5/27/21: Thanks to everyone who sent this one-click letter. It has now been deactivated. More info soon.
Dear City Councilmembers,
I urge you to reject the current Trust For Governors Island (TGI) rezoning proposal: it effectively privatizes 33 public acres and is just too big and too extreme. It is unnecessary and does more harm than good. Better alternatives exist that could generate revenue while doing less harm to the National Historic District and to the function of the island as a calm respite from the city. (See: https://govislandcoalition.org/a-magic-plan)
- This upzoning won’t pay for the Island’s needs – at least not until 2050 according to TGI’s own speculative projections. Meanwhile it’ll cost taxpayers billions. Community Board 1 says the Trust’s financial analysis is insufficient. A City Planning commissioner said approval would be akin to the city giving the Trust a blank check for an unspecified project. Financially we’re looking at a Hudson Yards 2.0.
- Any discussion regarding a climate research center here is irrelevant. This is a proposal to upzone the south island, period. There’s nothing legally requiring a climate center tenant and the proposed blanket C4-1 zoning potentially subjects all areas in the south island to eventual development. In fact Governors Island is already productive as a climate hub, thanks to the work of Earth Matter, GrowNYC, Billion Oyster Project, the Harbor School, NYC Audubon, Waterfront Alliance, and others.
- Any future South Island development should preserve GI’s one-of-a-kind open feel of grand vistas and sky. The “increased open space” that TGI is presenting is “woven open space similar to Battery Park City.” It’s boxed in by 10 – 30 story buildings and non-public areas.

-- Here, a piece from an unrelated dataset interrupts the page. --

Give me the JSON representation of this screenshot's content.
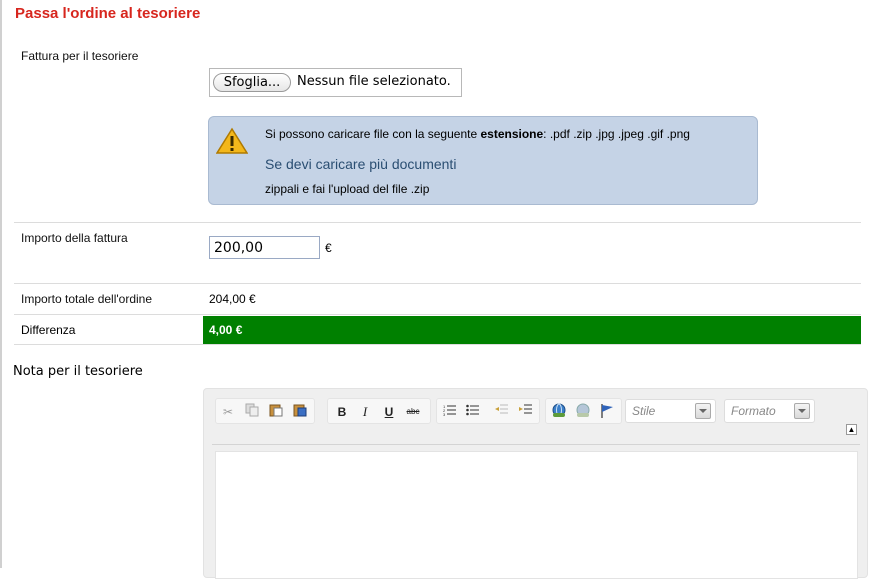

- We support more public amenities such as for the arts, athletic activities, playgrounds, waterfront access, education, urban farming, environmental projects, “wild” less-formal spaces.
- Many solid historic buildings lie unused on the island. Any new building should be kept to minimum and not exceed the four-story height of buildings in the historic district.
- The current rezoning application was sprung on the public just late last September and is being pushed through process during a pandemic in an election year. Public hearings on land use being held virtually due to COVID-19 are insufficient and should be suspended as has been the case in several instances this year in the city.
- Let’s not make this the Penn Station of our times where a precious public jewel is greedily devoured and lost. Let this not be the legacy of this City Council.
The priority for GI needs to be preserving our shared country place in the city for future generations. There is a serious need of New Yorkers at this moment for solace and the last thing that many can afford right now is a vacation. 100% of New York City zip codes use Governor’s Island which offers what other major NYC public spaces can’t – a retreat, an adventure, a change of scenery, and escape from the glass and steel towers. This fight is about the need for tranquility, for solace, and sanctuary, and for the preservation of natural habitat and beauty.
I agree with the following, excerpted from the Manhattan Community Board 1 12/22/20 Resolution.
- The city’s current proposed rezoning in its current form needs to be rejected in order to:
“ensure the protection and preservation of the natural, cultural and historic qualities of Governors Island, guarantee public access to this magnificent island, promote the quality of public education, and enhance the ability of the public to enjoy Governors Island and the surrounding waterways, thereby increasing the quality of life in the surrounding community, the City, the State and the United States.”
- Currently, Governors Island has a village-type, modest urban density. In terms of mass and height, the proposed development is substantially larger than the existing development on the Island. A majority of public comments indicate that it is the existing density and scale that gives Governors Island its identity as an island refuge in its highly urbanized context within the city
- [The current TGI proposal] is nearly three times larger than what was considered as part of the 2013 FSGEIS […]the public’s understanding for the development program was based on those earlier models and the drastic increase in scale of development is unacceptable
- The Trust must prioritize phasing development to allow for leasing the existing millions of square feet already existing on the Island prior to the construction of new buildings
- CB1 asks that the Trust identify and consider what the State and Federal government each provide currently to the Island and how this might be increased under the new administration to provide additional support to the Island
- The Trust asserts that the proposed level of development is required in order to make the Island financially self-sustaining. However, there is no mandate in the Deed that notes the Trust must become financially self-sustaining
- Financial and other modeling done in connection with this proposed project were conducted using assumptions on pre-pandemic conditions. […]the community does not have confidence that this proposal will develop as expected. Many have expressed fear over an undesirable result, such as more privatization on Island
- In July 1997, […] CB1 wished that Governors Island be kept as a park land with active, open recreational space. Further, that “one thing that Community Board 1 does not want to see happen is for Governors Island to be converted into some kind of private or semi private area that would prohibit residents and workers and tourists from coming onto the Island. That would include residential communities or campuses.”
More info: https://govislandcoalition.org